In the case of a job termination, whether voluntary or not, the individual may have the legal right — COBRA — to keep his or her coverage, but now at a premium that for all intents and purposes, makes it inaccessible. And if the now-out-of-work applicant has a preexisting condition, high blood pressure or a history of diabetes, for example, no insurer is going to go near him. PERIOD! No exceptions! After all, business is business, and the insurance industry is likely the most successful business of all.
There is another type of health insurance: the HMO; health maintenance organization. The overriding risk to those who join one is the sponsoring company, finding its losses unacceptable, moves out of state or leaves that line of business. For the individual, now with no protections whatsoever, now older and perhaps with a condition deemed preexisting, where to go, other than the bankruptcy courts when a health crisis arises?
Everyone has heard the coarse mantra — “SOCIALIZED MEDICINE” — screamed as opposition to any government participation in the health care dilemma. Pointed out are allegations that the citizens of countries where universal coverage is the mode must wait inordinately for certain kinds of care, or that some government bureaucracy determines whether the care sought is warranted, depending on the symptoms.
Look folks, we have a much worse scenario here, under the private insurance paradigm. Armies of clerks fight with America’s medical professionals every day, telling the frustrated physician the recommended treatment will not be covered; “clerks,” as in C-L-E-R-K-S! All this administration comes at an exorbitant cost; approximately 30¢ of every premium dollar! And the best the country gets in exchange for substantially higher healthcare costs than anywhere else on earth is a dismal comparison with every other industrial nation on earth; lower birth weights, higher rates for infant and maternal mortality, higher morbidity (disease) rates, shorter life spans. Furthermore, every US company that offers healthcare coverage is at a very serious disadvantage in the global market. No one wins.
So long as we pretend to the present system of private insurance coverage, remember: 30¢ of every premium dollar, the country will get poorer and poorer and less and less healthy as only a select few insurance company execs remain in President Bush’s and the GOP’s “haves and have mores” club. Those few are the only winners in this charade. And this is coming to you via someone who has done okay marketing health insurance policies.
A single-payor system, similar but not necessarily the same as Medicare, seems to me to be the most efficacious model.
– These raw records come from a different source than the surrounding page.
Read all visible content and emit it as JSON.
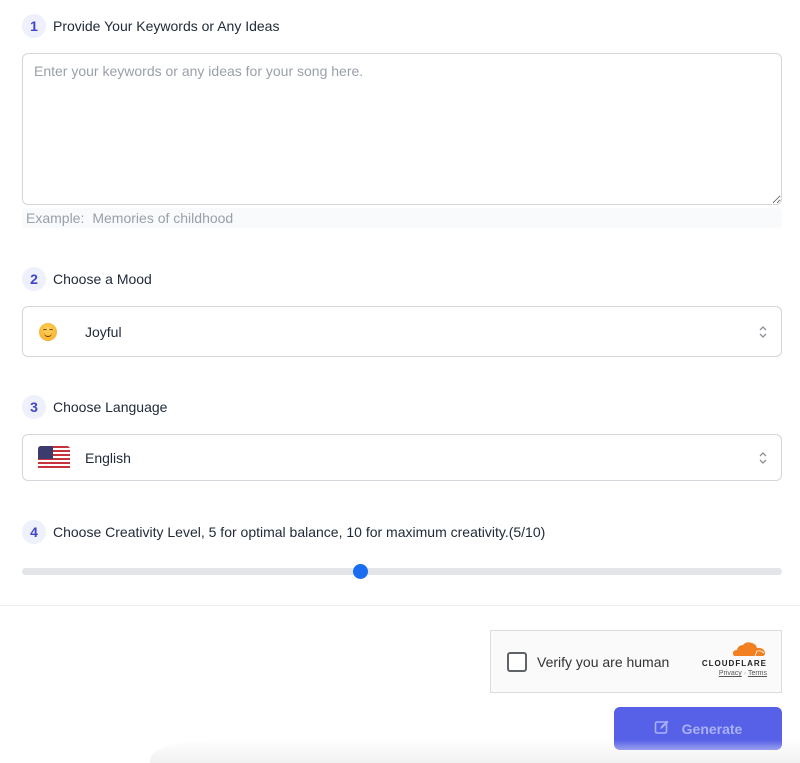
{
  "steps": [
    {
      "number": "1",
      "label": "Provide Your Keywords or Any Ideas"
    },
    {
      "number": "2",
      "label": "Choose a Mood"
    },
    {
      "number": "3",
      "label": "Choose Language"
    },
    {
      "number": "4",
      "label": "Choose Creativity Level, 5 for optimal balance, 10 for maximum creativity.(5/10)"
    }
  ],
  "keywords": {
    "value": "",
    "placeholder": "Enter your keywords or any ideas for your song here.",
    "example_prefix": "Example:",
    "example_value": "Memories of childhood"
  },
  "mood": {
    "icon": "smiling-face-emoji",
    "selected": "Joyful"
  },
  "language": {
    "icon": "us-flag",
    "selected": "English"
  },
  "creativity": {
    "value": 5,
    "min": 0,
    "max": 10,
    "accent": "#1a6cf0"
  },
  "captcha": {
    "label": "Verify you are human",
    "brand": "CLOUDFLARE",
    "privacy": "Privacy",
    "separator": "·",
    "terms": "Terms",
    "brand_color": "#f38020"
  },
  "generate": {
    "label": "Generate",
    "icon": "edit-icon",
    "color": "#5661e8"
  }
}
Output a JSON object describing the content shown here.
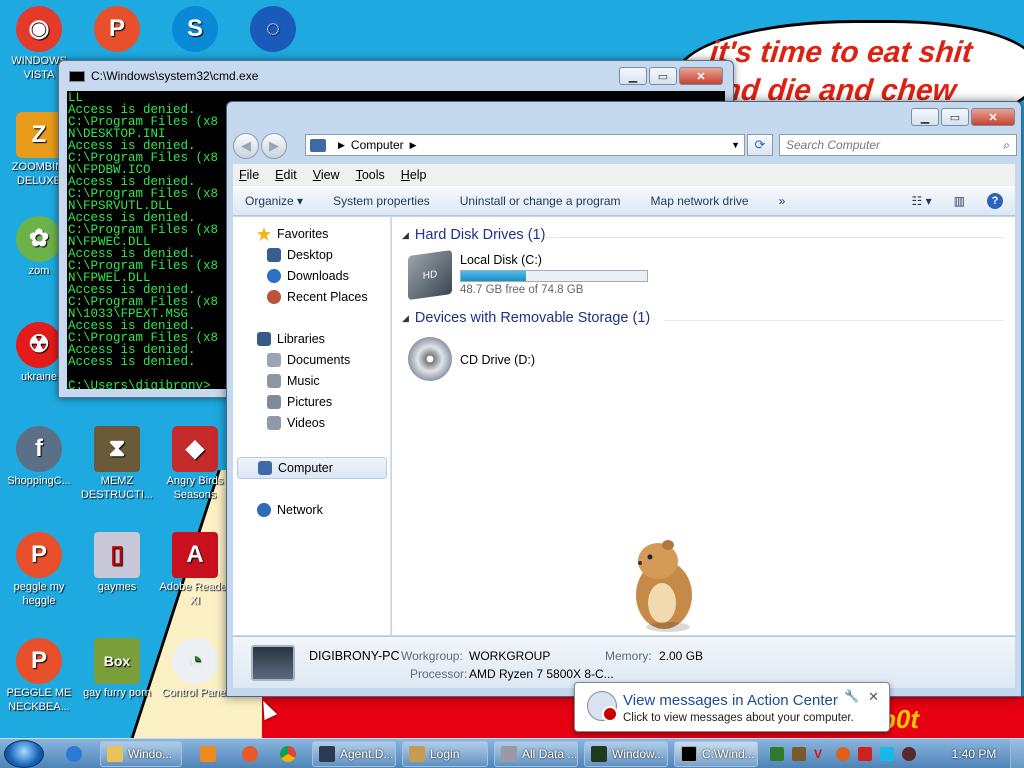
{
  "wallpaper": {
    "speech_text": "it's time to eat shit and die and chew",
    "red_text": "b0t"
  },
  "desktop_icons": [
    {
      "label": "WINDOWS VISTA",
      "color": "#e33a2a",
      "glyph": "◉"
    },
    {
      "label": "ZOOMBINI DELUXE",
      "color": "#e89a1a",
      "glyph": "Z"
    },
    {
      "label": "zom",
      "color": "#6cb24b",
      "glyph": "✿"
    },
    {
      "label": "ukraine",
      "color": "#e31b1b",
      "glyph": "☢"
    },
    {
      "label": "ShoppingC...",
      "color": "#5b6f86",
      "glyph": "f"
    },
    {
      "label": "peggle my heggle",
      "color": "#e7502a",
      "glyph": "P"
    },
    {
      "label": "PEGGLE ME NECKBEA...",
      "color": "#e7502a",
      "glyph": "P"
    },
    {
      "label": "",
      "color": "#e7502a",
      "glyph": "P"
    },
    {
      "label": "MEMZ DESTRUCTI...",
      "color": "#6a5a3a",
      "glyph": "⧗"
    },
    {
      "label": "gaymes",
      "color": "#c8c8d8",
      "glyph": "▯"
    },
    {
      "label": "gay furry porn",
      "color": "#7a9e3a",
      "glyph": "Box"
    },
    {
      "label": "",
      "color": "#0a8ad6",
      "glyph": "S"
    },
    {
      "label": "Angry Birds Seasons",
      "color": "#c42a2a",
      "glyph": "◆"
    },
    {
      "label": "Adobe Reader XI",
      "color": "#c8101e",
      "glyph": "A"
    },
    {
      "label": "Control Panel",
      "color": "#eceff3",
      "glyph": "◔"
    },
    {
      "label": "",
      "color": "#1a5ab8",
      "glyph": "◌"
    }
  ],
  "cmd": {
    "title": "C:\\Windows\\system32\\cmd.exe",
    "lines": [
      "LL",
      "Access is denied.",
      "C:\\Program Files (x8",
      "N\\DESKTOP.INI",
      "Access is denied.",
      "C:\\Program Files (x8",
      "N\\FPDBW.ICO",
      "Access is denied.",
      "C:\\Program Files (x8",
      "N\\FPSRVUTL.DLL",
      "Access is denied.",
      "C:\\Program Files (x8",
      "N\\FPWEC.DLL",
      "Access is denied.",
      "C:\\Program Files (x8",
      "N\\FPWEL.DLL",
      "Access is denied.",
      "C:\\Program Files (x8",
      "N\\1033\\FPEXT.MSG",
      "Access is denied.",
      "C:\\Program Files (x8",
      "Access is denied.",
      "Access is denied.",
      "",
      "C:\\Users\\digibrony>"
    ]
  },
  "explorer": {
    "address": "Computer",
    "search_placeholder": "Search Computer",
    "menu": [
      "File",
      "Edit",
      "View",
      "Tools",
      "Help"
    ],
    "commands": [
      "Organize ▾",
      "System properties",
      "Uninstall or change a program",
      "Map network drive",
      "»"
    ],
    "nav": {
      "favorites": "Favorites",
      "desktop": "Desktop",
      "downloads": "Downloads",
      "recent": "Recent Places",
      "libraries": "Libraries",
      "documents": "Documents",
      "music": "Music",
      "pictures": "Pictures",
      "videos": "Videos",
      "computer": "Computer",
      "network": "Network"
    },
    "groups": {
      "hdd": "Hard Disk Drives (1)",
      "removable": "Devices with Removable Storage (1)"
    },
    "local_disk": {
      "name": "Local Disk (C:)",
      "free_text": "48.7 GB free of 74.8 GB",
      "used_fraction": 0.35
    },
    "cd_drive": {
      "name": "CD Drive (D:)"
    },
    "details": {
      "pc_name": "DIGIBRONY-PC",
      "workgroup_label": "Workgroup:",
      "workgroup": "WORKGROUP",
      "memory_label": "Memory:",
      "memory": "2.00 GB",
      "processor_label": "Processor:",
      "processor": "AMD Ryzen 7 5800X 8-C..."
    }
  },
  "popup": {
    "title": "View messages in Action Center",
    "subtitle": "Click to view messages about your computer."
  },
  "taskbar": {
    "buttons": [
      "Windo...",
      "Agent.D...",
      "Login",
      "All Data ...",
      "Window...",
      "C:\\Wind..."
    ],
    "clock": "1:40 PM"
  }
}
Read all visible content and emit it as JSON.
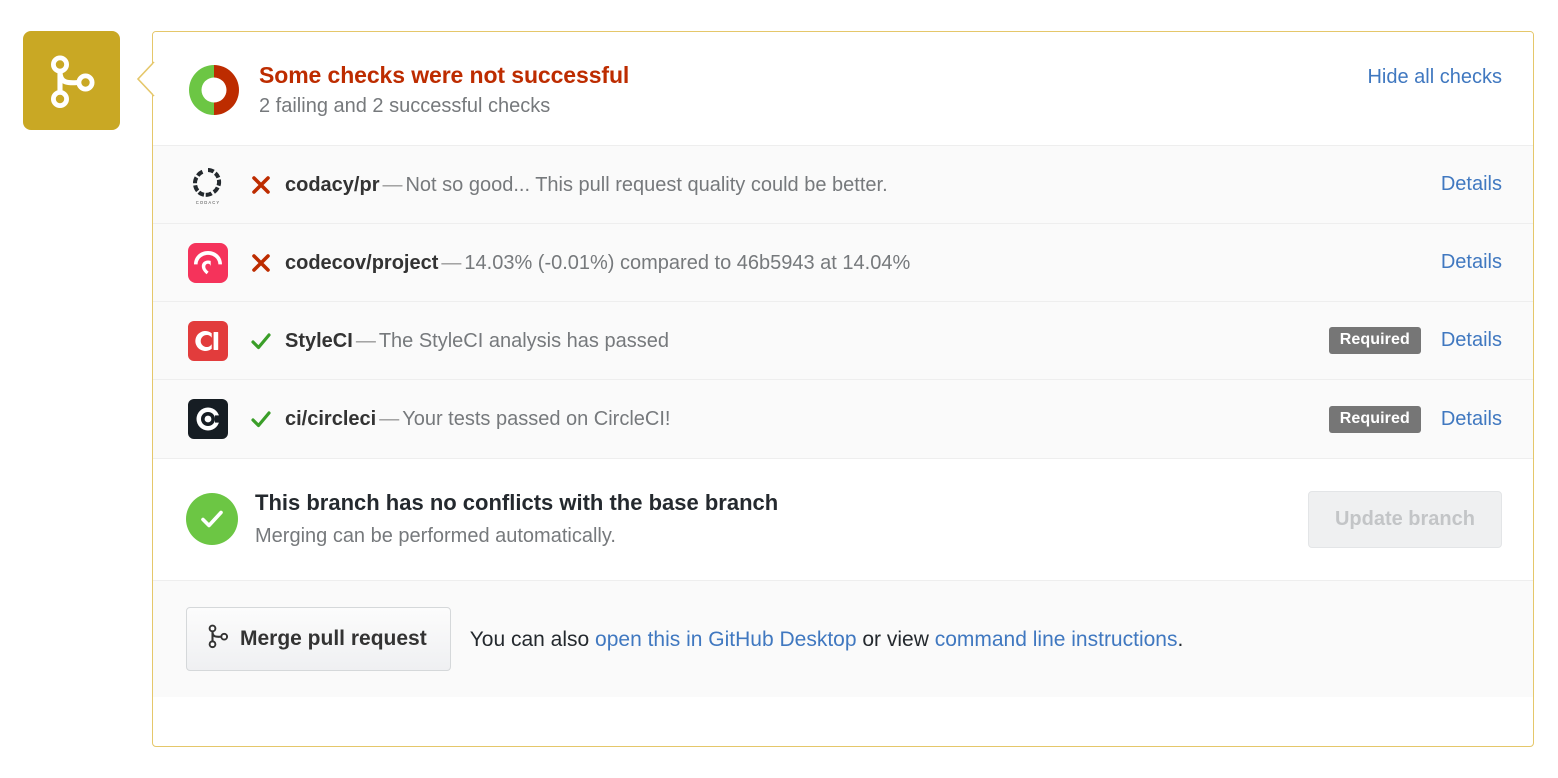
{
  "status_badge": {
    "icon": "git-merge-icon",
    "color": "#c9a824"
  },
  "checks_header": {
    "title": "Some checks were not successful",
    "subtitle": "2 failing and 2 successful checks",
    "hide_all_label": "Hide all checks",
    "donut": {
      "success_color": "#6cc644",
      "failure_color": "#bd2c00",
      "success_fraction": 0.5,
      "failure_fraction": 0.5
    },
    "title_color": "#bd2c00",
    "link_color": "#4078c0"
  },
  "checks": [
    {
      "vendor_icon": "codacy-icon",
      "vendor_label": "CODACY",
      "state": "failure",
      "state_icon": "x-icon",
      "context": "codacy/pr",
      "dash": "—",
      "description": "Not so good... This pull request quality could be better.",
      "required": null,
      "details_label": "Details"
    },
    {
      "vendor_icon": "codecov-icon",
      "vendor_label": "",
      "state": "failure",
      "state_icon": "x-icon",
      "context": "codecov/project",
      "dash": "—",
      "description": "14.03% (-0.01%) compared to 46b5943 at 14.04%",
      "required": null,
      "details_label": "Details"
    },
    {
      "vendor_icon": "styleci-icon",
      "vendor_label": "CI",
      "state": "success",
      "state_icon": "check-icon",
      "context": "StyleCI",
      "dash": "—",
      "description": "The StyleCI analysis has passed",
      "required": "Required",
      "details_label": "Details"
    },
    {
      "vendor_icon": "circleci-icon",
      "vendor_label": "",
      "state": "success",
      "state_icon": "check-icon",
      "context": "ci/circleci",
      "dash": "—",
      "description": "Your tests passed on CircleCI!",
      "required": "Required",
      "details_label": "Details"
    }
  ],
  "conflict_section": {
    "icon": "check-circle-icon",
    "icon_color": "#6cc644",
    "title": "This branch has no conflicts with the base branch",
    "subtitle": "Merging can be performed automatically.",
    "update_branch_label": "Update branch"
  },
  "footer": {
    "merge_button_label": "Merge pull request",
    "merge_button_icon": "git-merge-icon",
    "text_prefix": "You can also ",
    "desktop_link": "open this in GitHub Desktop",
    "text_middle": " or view ",
    "cli_link": "command line instructions",
    "text_suffix": "."
  }
}
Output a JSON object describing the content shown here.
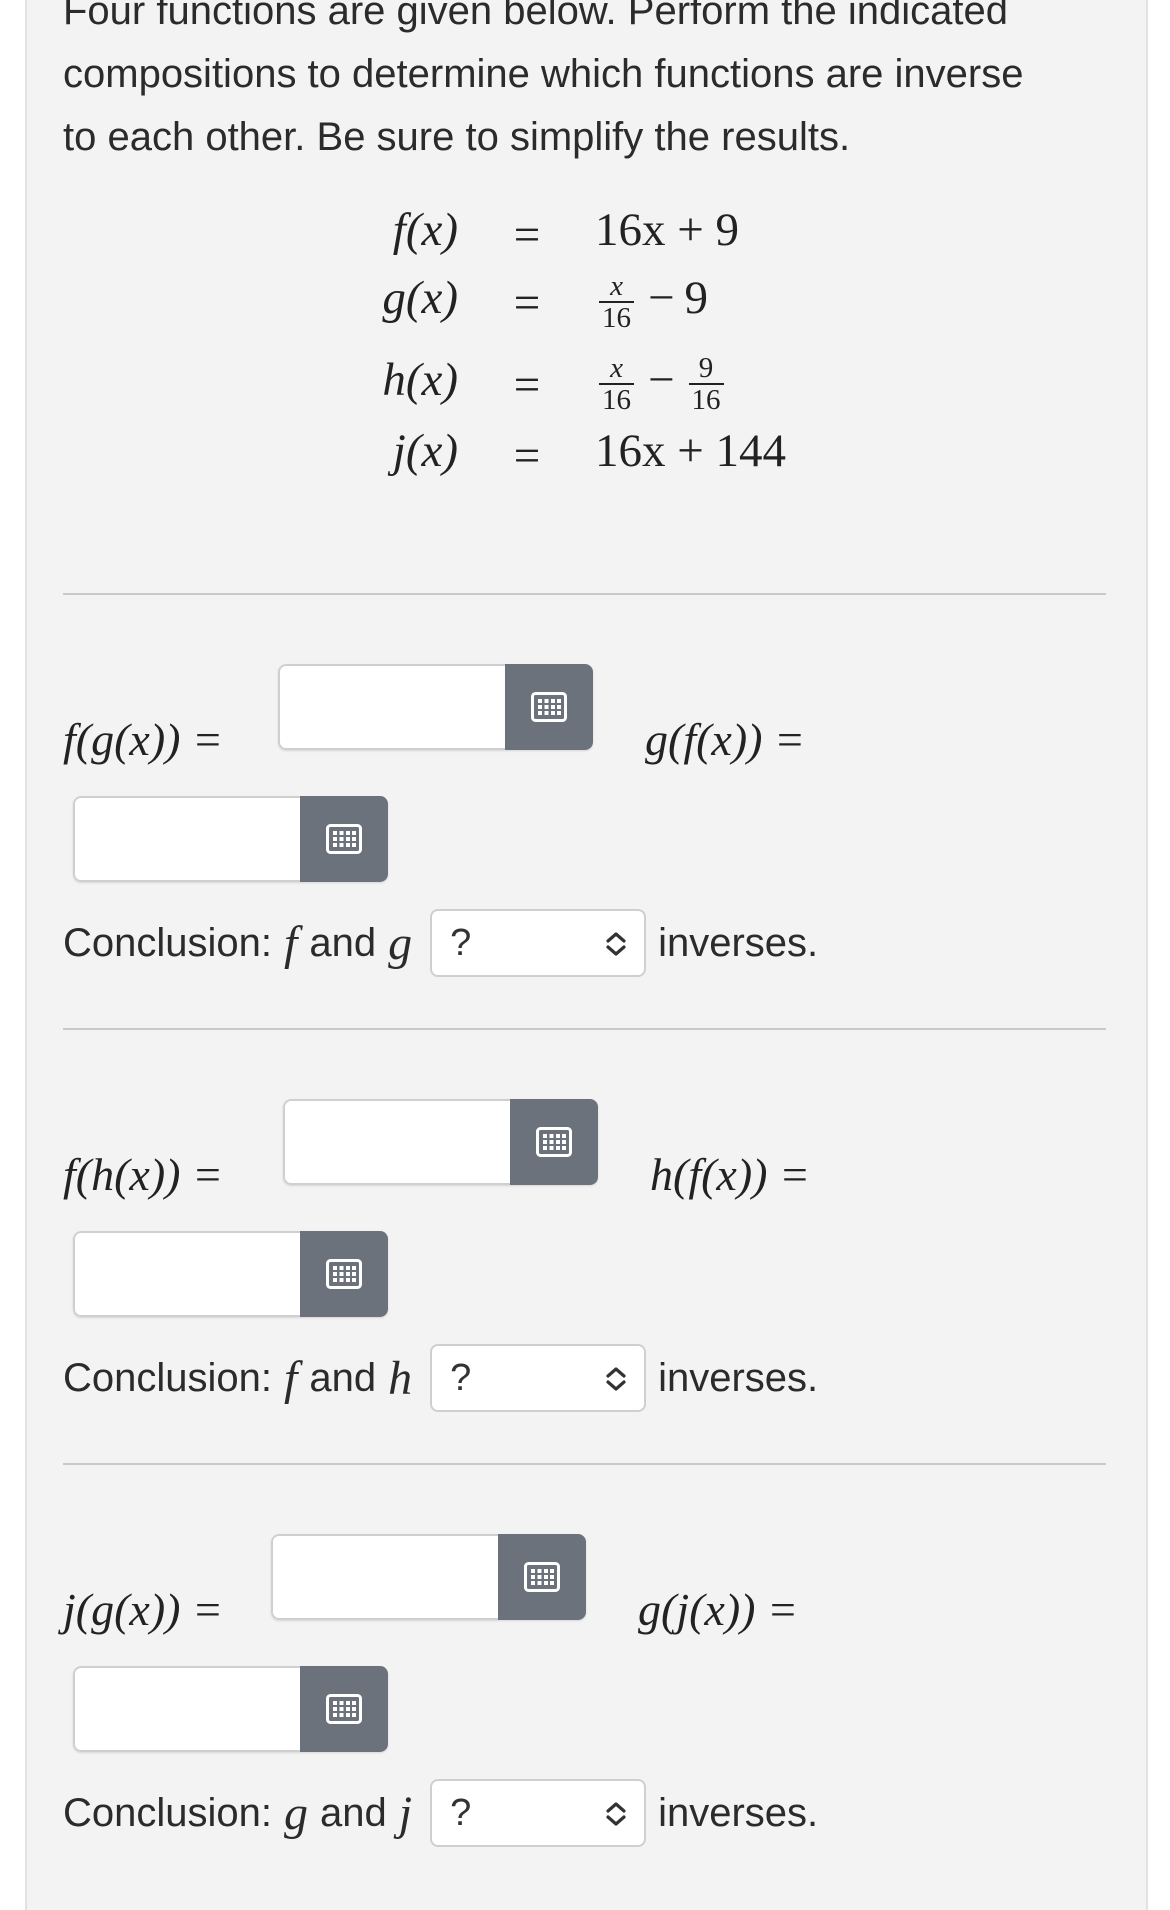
{
  "intro": {
    "line1": "Four functions are given below. Perform the indicated",
    "line2": "compositions to determine which functions are inverse",
    "line3": "to each other. Be sure to simplify the results."
  },
  "functions": {
    "f": {
      "lhs": "f(x)",
      "rhs": "16x + 9"
    },
    "g": {
      "lhs": "g(x)",
      "x": "x",
      "den1": "16",
      "minus": "−",
      "const": "9"
    },
    "h": {
      "lhs": "h(x)",
      "x": "x",
      "den1": "16",
      "minus": "−",
      "num2": "9",
      "den2": "16"
    },
    "j": {
      "lhs": "j(x)",
      "rhs": "16x + 144"
    },
    "equals": "="
  },
  "sections": [
    {
      "comp1_label": "f(g(x)) =",
      "comp2_label": "g(f(x)) =",
      "conclusion": {
        "prefix": "Conclusion:",
        "var1": "f",
        "and": "and",
        "var2": "g",
        "select_value": "?",
        "suffix": "inverses."
      }
    },
    {
      "comp1_label": "f(h(x)) =",
      "comp2_label": "h(f(x)) =",
      "conclusion": {
        "prefix": "Conclusion:",
        "var1": "f",
        "and": "and",
        "var2": "h",
        "select_value": "?",
        "suffix": "inverses."
      }
    },
    {
      "comp1_label": "j(g(x)) =",
      "comp2_label": "g(j(x)) =",
      "conclusion": {
        "prefix": "Conclusion:",
        "var1": "g",
        "and": "and",
        "var2": "j",
        "select_value": "?",
        "suffix": "inverses."
      }
    }
  ],
  "icons": {
    "answer_button": "keypad-icon",
    "select": "chevron-up-down-icon"
  },
  "colors": {
    "card_background": "#f3f3f3",
    "keypad_button": "#6c727c",
    "divider": "#c9c9c9"
  }
}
It would not be without extraordinary serious problems; funding, implementing, managing, etc. But look what we’ve got now, and scan the horizon for the straits we’ll be in (YOU’LL be in!) if we don’t engage those challenges immediately.
K-Street is gonna fight like hell, and they’ve got the Milky Way galaxy big-bucks to kick up a ton of obscuring dust. The questions I propose all of us consider are which candidates and which political party seem most on record for their readiness to engage the enemy?
— Ed Tubbs